"When I reached the army on the Brazos, Mr. Perry was attached to it, in the capacity of volunteer-aide-de-camp to the Commander-in Chief, Gen. Houston. The next day, I believe, after I got to headquarters, I procured an express to send with dispatches to the cabinet, then at Harrisburg. Mr. Perry left in the tent a sealed letter, addressed to the Honorable Robert Potter, then Secretary of the Navy, shortly afterwards General Houston showed me the letter, which had been broken open. I read it. It contained some comments upon the movements of the army, and the conduct of General Houston, which seemed to be offensive to him. General Houston called in Mr. Perry, showed him the letter, and asked him if he had written it; he said he had, and believed what he had stated. General Houston then reprimanded him for so doing. Mr. Perry remained with the army. A day or two before the battle he rode on some miles ahead of the army, and in fact, ahead of the spy company commanded by Col. Karnes. Col. Karnes found Mr. Perry at a house which had been abandoned, some fifteen miles from the Mexican army, and sent him back to our army; in consequence of an order, that no one should advance in front of the spy company, and not so far as I understood, from any suspicious against him, General Houston immediately ordered him to be placed under arrest, and his arms to be taken from him; which was done. He remained, nominally, under arrest until the day of the battle, or the day before, when he requested that his arms should be restored to him, which was accordingly done, and he fought with great gallantry in he battle. Some vague charges were made against Mr. Perry, of an intention to desert, or join the enemy. These charges, I looked up on at the time, as injurious to Mr. Perry. I believe they were unfounded. The circumstances, in my opinion, did not justify any unfavorable opinion of Mr. Perry's fidelity. And his conduct in the Battle placed his character for bravery beyond dispute. Truly yours, Thos. J. Rusk"
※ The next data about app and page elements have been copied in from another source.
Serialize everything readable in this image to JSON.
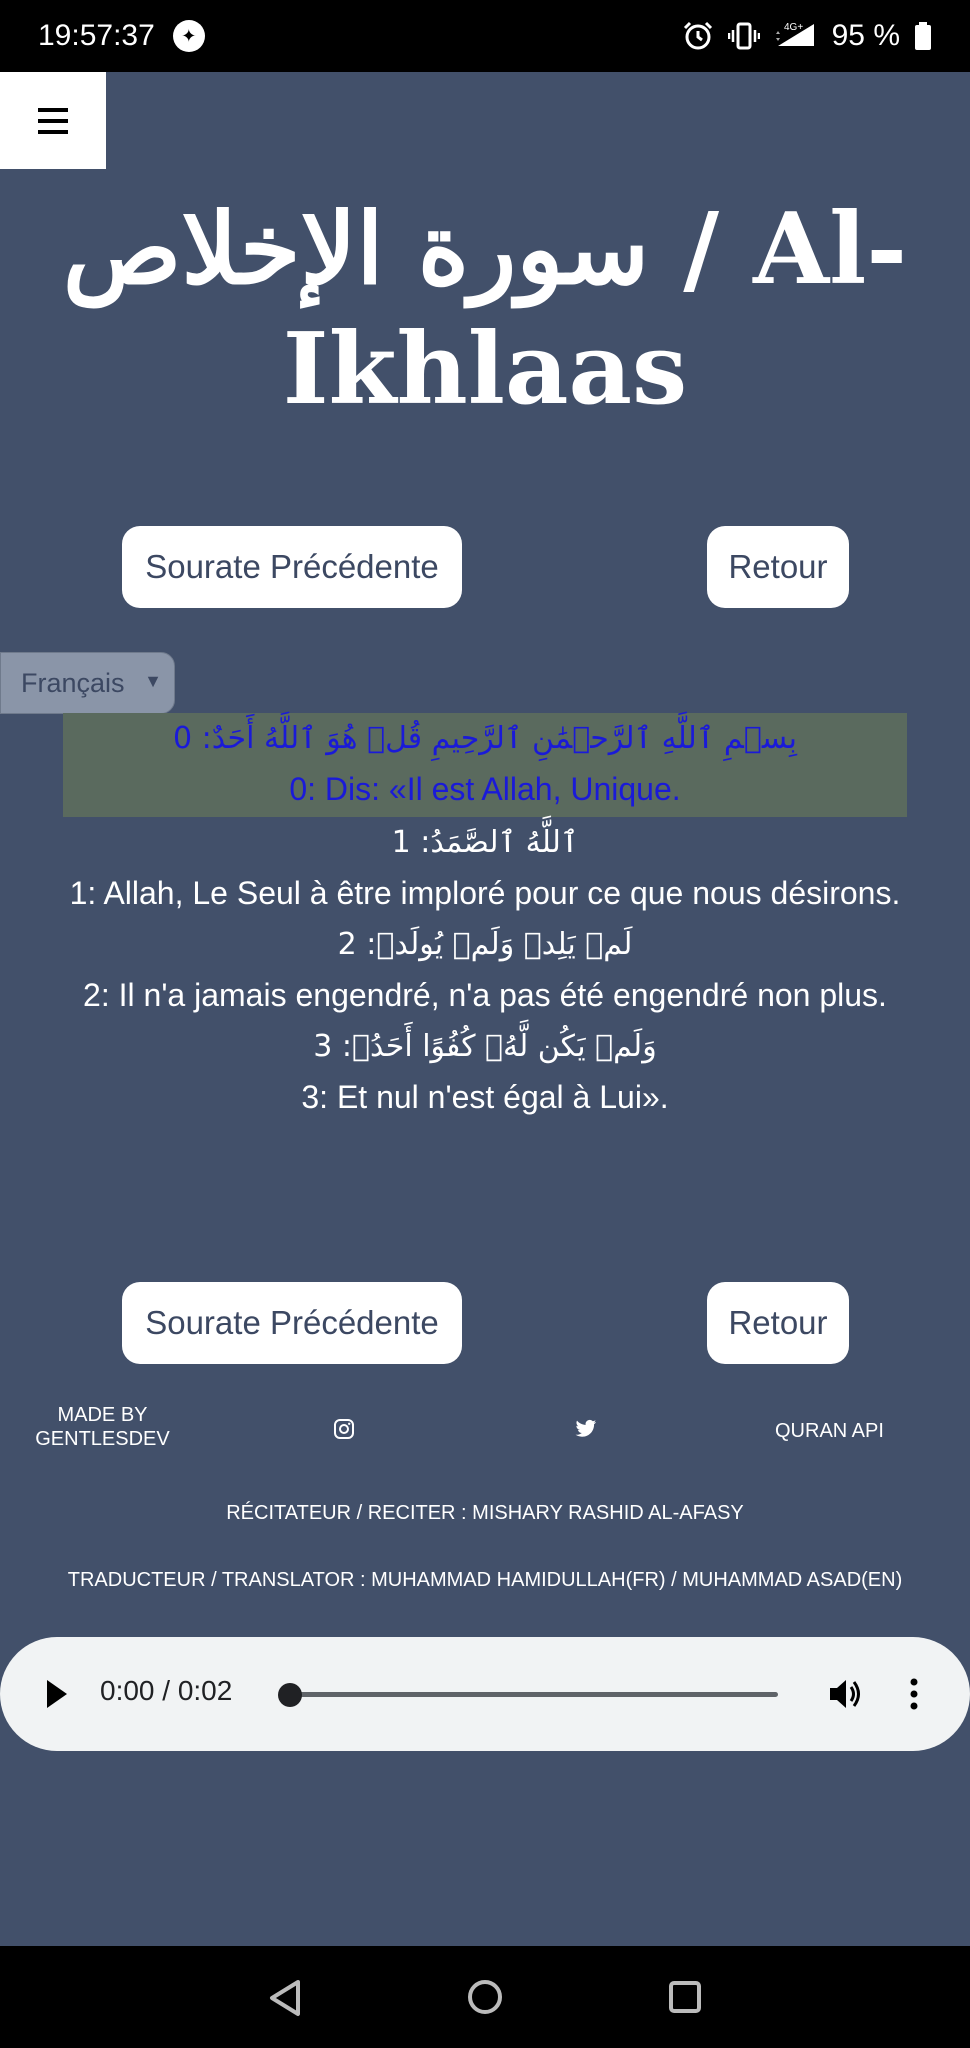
{
  "status_bar": {
    "time": "19:57:37",
    "network": "4G+",
    "battery": "95 %"
  },
  "header": {
    "menu_icon": "hamburger-icon",
    "title": "سورة الإخلاص / Al-Ikhlaas"
  },
  "navigation": {
    "prev_label": "Sourate Précédente",
    "back_label": "Retour"
  },
  "language": {
    "selected": "Français"
  },
  "verses": [
    {
      "arabic": "بِسۡمِ ٱللَّهِ ٱلرَّحۡمَٰنِ ٱلرَّحِيمِ قُلۡ هُوَ ٱللَّهُ أَحَدٌ: 0",
      "translation": "0: Dis: «Il est Allah, Unique.",
      "highlighted": true
    },
    {
      "arabic": "ٱللَّهُ ٱلصَّمَدُ: 1",
      "translation": "1: Allah, Le Seul à être imploré pour ce que nous désirons.",
      "highlighted": false
    },
    {
      "arabic": "لَمۡ يَلِدۡ وَلَمۡ يُولَدۡ: 2",
      "translation": "2: Il n'a jamais engendré, n'a pas été engendré non plus.",
      "highlighted": false
    },
    {
      "arabic": "وَلَمۡ يَكُن لَّهُۥ كُفُوًا أَحَدُۢ: 3",
      "translation": "3: Et nul n'est égal à Lui».",
      "highlighted": false
    }
  ],
  "footer": {
    "made_by": "MADE BY GENTLESDEV",
    "instagram_icon": "instagram-icon",
    "twitter_icon": "twitter-icon",
    "api_label": "QURAN API",
    "reciter": "RÉCITATEUR / RECITER : MISHARY RASHID AL-AFASY",
    "translator": "TRADUCTEUR / TRANSLATOR : MUHAMMAD HAMIDULLAH(FR) / MUHAMMAD ASAD(EN)"
  },
  "audio": {
    "time": "0:00 / 0:02",
    "progress": 0
  },
  "colors": {
    "background": "#42506a",
    "highlight_bg": "#5a6a5e",
    "highlight_text": "#1a1ad8",
    "button_text": "#3c4862"
  }
}
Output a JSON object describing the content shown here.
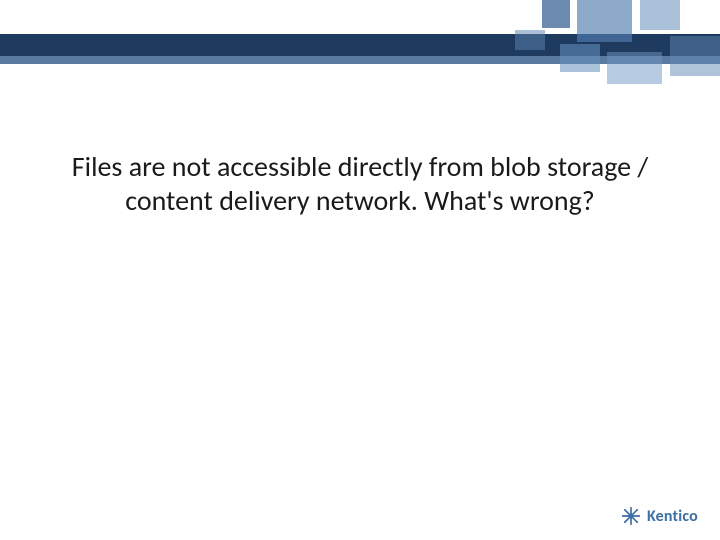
{
  "title": "Files are not accessible directly from blob storage / content delivery network. What's wrong?",
  "footer": {
    "brand": "Kentico"
  },
  "colors": {
    "band_dark": "#1f3a5f",
    "band_light": "#5a7aa0",
    "brand": "#3b6fa5"
  }
}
In commenting on this letter the MORNING STAR, Houston, of June 8, 1843, said in part: "After the battle, Col. Perry was treated with merited respect and kindness by the officers of the army, and the celebrated John A. Wharton, who it has been justly said " wielded the best blade on the field of San Jacinto," took Col. Perry to his house and treated him as a most intimate friend. No man can say that the Eagle spirit of Eagle Island would have thus taken a traitor to his bosom."
Written by Louis W. Kemp, between 1930 and 1952. Please note that typographical and factual errors have not been corrected from the original sketches. The biographies have been scanned from the original typescripts, a process that sometimes allows for mistakes in the new text. Researchers should verify the accuracy of the texts' contents through other sources before quoting in publications. Additional information on the veteran may be available in the Herzstein Library.
- Died in Battle: No
- Rank: Major
- Company: Volunteer aide-de-camp, commander-in-Chief's staff
- Battle Account: New-York Daily Tribune, Nov. 24, 1842
- Date of Birth: 1811 Jun
- Birthplace: New York
- Origin: New York
- Came to Texas: 1836 Jan
- Date of Death: 1862 June 18
- Burial Place: Cypress Hill Cemetery, Brooklyn,New York
- Comments: suspected of spying before battle; Civil War - Union side
- Bounty Certificate: 114
- Profession: Minister
- Wife: Anne E.